California lawmakers on Tuesday moved to cap annual rent increases statewide for most tenants as a limited housing supply in the country's most populous state continues to drive up the cost of living while pushing more people to the streets.
The California Senate voted 25-10 to cap rent increases at 5% each year plus inflation for the next decade while banning landlords from evicting tenants without just cause. Democratic Gov. Gavin Newsom says he will sign the bill into law, but first it must survive a final vote in the state Assembly where the California Association of Realtors is pushing to defeat it. Lawmakers must act by Friday.
California's largest cities, including Los Angeles, Oakland and San Francisco, have some form of rent control, but a state law passed in 1995 has restricted new rent control laws since that year. In most places, landlords can raise rents at any time and for any reason, as long as they give advance notice.
In Pomona, about 30 miles east of Los Angeles, Yesenia Miranda Meza says her rent has jumped 20% in the past two years. Monday, she marched with other tenants through the halls of the state Capitol chanting: "Once I've paid my rent, all my money's spent."
"I'm a rent increase away from eviction, and that's with me having two jobs," she said "So if this (bill) doesn't go through and I get another rent increase, I really don't know what I'm going to do. I'm either going to be homeless or I'll have to cram into a room with a whole bunch of other people."
Opponents have likened the proposal to rent control — a more restrictive set of limitations on landlords. California voters overwhelmingly rejected in a statewide ballot initiative to overturn the 1995 law last year.

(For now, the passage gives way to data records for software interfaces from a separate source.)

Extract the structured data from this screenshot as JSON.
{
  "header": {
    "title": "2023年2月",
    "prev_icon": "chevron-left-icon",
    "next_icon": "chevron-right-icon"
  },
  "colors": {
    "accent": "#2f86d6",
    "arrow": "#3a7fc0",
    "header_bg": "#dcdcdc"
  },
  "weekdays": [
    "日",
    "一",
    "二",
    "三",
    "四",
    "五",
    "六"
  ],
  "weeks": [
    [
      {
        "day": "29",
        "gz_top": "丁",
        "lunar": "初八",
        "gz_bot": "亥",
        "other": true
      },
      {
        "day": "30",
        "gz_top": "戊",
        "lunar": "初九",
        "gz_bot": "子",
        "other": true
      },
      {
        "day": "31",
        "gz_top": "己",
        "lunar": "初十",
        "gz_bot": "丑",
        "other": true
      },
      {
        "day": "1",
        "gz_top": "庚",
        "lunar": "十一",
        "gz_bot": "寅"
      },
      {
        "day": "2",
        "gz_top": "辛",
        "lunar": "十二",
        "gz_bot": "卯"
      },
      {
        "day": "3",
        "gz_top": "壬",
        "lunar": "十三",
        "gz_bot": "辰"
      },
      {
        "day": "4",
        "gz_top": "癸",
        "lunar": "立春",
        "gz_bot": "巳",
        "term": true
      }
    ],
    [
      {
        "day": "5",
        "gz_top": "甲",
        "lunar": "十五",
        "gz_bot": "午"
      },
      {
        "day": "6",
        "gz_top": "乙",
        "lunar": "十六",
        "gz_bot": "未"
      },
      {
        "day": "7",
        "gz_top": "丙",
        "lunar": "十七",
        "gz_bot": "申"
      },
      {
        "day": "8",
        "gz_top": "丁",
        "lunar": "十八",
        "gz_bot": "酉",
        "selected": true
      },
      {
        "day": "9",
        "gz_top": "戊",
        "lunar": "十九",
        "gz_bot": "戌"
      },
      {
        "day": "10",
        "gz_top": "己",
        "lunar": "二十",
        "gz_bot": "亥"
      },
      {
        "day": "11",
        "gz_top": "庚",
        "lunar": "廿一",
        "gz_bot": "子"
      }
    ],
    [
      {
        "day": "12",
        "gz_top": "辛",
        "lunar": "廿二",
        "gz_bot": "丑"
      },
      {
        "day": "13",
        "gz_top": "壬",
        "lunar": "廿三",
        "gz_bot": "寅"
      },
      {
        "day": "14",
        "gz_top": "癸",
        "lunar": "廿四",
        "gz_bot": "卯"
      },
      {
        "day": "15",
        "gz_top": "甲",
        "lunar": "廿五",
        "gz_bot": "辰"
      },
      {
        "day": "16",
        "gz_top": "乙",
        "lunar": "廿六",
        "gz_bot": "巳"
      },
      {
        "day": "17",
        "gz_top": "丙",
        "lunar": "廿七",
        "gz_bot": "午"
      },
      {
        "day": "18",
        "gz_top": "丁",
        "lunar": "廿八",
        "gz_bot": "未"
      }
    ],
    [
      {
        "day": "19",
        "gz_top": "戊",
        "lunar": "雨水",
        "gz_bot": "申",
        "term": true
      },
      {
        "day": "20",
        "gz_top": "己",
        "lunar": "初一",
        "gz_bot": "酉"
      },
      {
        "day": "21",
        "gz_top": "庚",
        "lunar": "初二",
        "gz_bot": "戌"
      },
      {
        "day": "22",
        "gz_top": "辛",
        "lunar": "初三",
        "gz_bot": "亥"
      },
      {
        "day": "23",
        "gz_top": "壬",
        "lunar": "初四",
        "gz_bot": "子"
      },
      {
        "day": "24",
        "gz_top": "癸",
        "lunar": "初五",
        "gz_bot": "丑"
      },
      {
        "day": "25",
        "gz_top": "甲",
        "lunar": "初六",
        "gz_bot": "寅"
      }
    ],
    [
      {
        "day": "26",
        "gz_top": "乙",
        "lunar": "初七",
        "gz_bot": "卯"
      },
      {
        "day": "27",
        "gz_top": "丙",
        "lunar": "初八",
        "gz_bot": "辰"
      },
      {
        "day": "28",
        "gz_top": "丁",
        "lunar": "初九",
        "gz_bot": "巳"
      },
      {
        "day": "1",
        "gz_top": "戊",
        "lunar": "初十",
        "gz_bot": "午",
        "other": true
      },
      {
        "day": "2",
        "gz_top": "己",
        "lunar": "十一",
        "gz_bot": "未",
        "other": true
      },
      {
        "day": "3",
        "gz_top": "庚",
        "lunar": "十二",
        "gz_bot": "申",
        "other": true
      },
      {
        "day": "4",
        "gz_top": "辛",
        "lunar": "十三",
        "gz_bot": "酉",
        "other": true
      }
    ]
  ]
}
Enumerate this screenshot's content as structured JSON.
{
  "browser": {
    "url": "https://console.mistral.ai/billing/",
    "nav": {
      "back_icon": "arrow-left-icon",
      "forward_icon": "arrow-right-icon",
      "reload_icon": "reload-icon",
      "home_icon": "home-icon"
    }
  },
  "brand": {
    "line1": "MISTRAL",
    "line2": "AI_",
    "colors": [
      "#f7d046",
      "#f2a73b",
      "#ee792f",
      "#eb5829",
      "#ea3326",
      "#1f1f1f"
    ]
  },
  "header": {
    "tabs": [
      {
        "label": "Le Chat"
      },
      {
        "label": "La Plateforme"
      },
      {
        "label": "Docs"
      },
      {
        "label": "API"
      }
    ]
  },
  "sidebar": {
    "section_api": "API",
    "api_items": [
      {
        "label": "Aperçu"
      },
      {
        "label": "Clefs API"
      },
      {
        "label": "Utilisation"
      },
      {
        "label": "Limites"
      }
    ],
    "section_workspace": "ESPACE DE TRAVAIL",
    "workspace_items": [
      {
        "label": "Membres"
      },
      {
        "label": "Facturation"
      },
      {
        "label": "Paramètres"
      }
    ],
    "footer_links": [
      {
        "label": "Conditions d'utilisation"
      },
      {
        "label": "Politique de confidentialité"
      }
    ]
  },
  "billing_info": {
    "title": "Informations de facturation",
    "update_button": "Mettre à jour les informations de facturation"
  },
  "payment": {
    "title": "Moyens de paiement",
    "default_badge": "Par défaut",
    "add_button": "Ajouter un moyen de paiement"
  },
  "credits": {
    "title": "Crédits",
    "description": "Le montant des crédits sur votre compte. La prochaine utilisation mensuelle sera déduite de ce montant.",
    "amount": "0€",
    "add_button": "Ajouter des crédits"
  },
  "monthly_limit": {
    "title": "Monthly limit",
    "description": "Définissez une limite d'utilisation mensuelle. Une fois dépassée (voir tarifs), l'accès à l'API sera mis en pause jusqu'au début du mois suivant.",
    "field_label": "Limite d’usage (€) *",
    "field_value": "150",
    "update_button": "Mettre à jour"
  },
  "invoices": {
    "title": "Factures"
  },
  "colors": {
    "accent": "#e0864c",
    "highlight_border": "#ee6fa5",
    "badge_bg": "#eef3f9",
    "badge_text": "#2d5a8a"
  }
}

California Association of Realtors President Jared Martin said the group's 200,000 members strongly oppose the bill because it will "reduce the supply and quality of rental housing." It's an argument echoed by Republican Sen. Jeff Stone, who said developers would have no reason to build new housing if they can't make money off their investment.
"We'll see even a greater housing crisis because of the low supply of housing," Stone said. "Either this will force our constituents to join a 60,000 homeless population that we see in the LA area, or they will simply just move to another state."
But supporters say the bill includes lots safeguards to prevent that from happening. The rent caps don't apply to new construction built within the last 15 years — a provision that prompted the California Building Industry Association to drop its opposition.
Plus, the caps don't apply to single family homes, except those owned by corporations or real estate investment trusts. And duplexes where the owner lives in one of the units are also exempt.
"We all desperately want to build more housing. It was a very important aspect of this bill," Democratic Assemblyman David Chiu said.
But even some Democrats who voted for the bill on Tuesday signaled they didn't like it, a sign the bill is not guaranteed to pass. Sen. Steve Glazer, a Democrat representing a district in the San Francisco Bay area, cited a 2018 study by Sanford University showing landlords under rent control are more likely to nudge tenants out by spending less on maintenance.
"Any time you reduce rate of return on an investment, you make that investment less attractive, and this is true even if new investment is exempted for 15 years as this bill does," he said.
But Carolyn Wilson, a 71-year-old Sacramento resident, said she needs help now. She said her rent has increased about $100 each year and her landlord just gave her a 60-day notice to move out for no reason.
"All I do is get up on the computer looking for some place to go," she said. "With my income, I can't afford anything."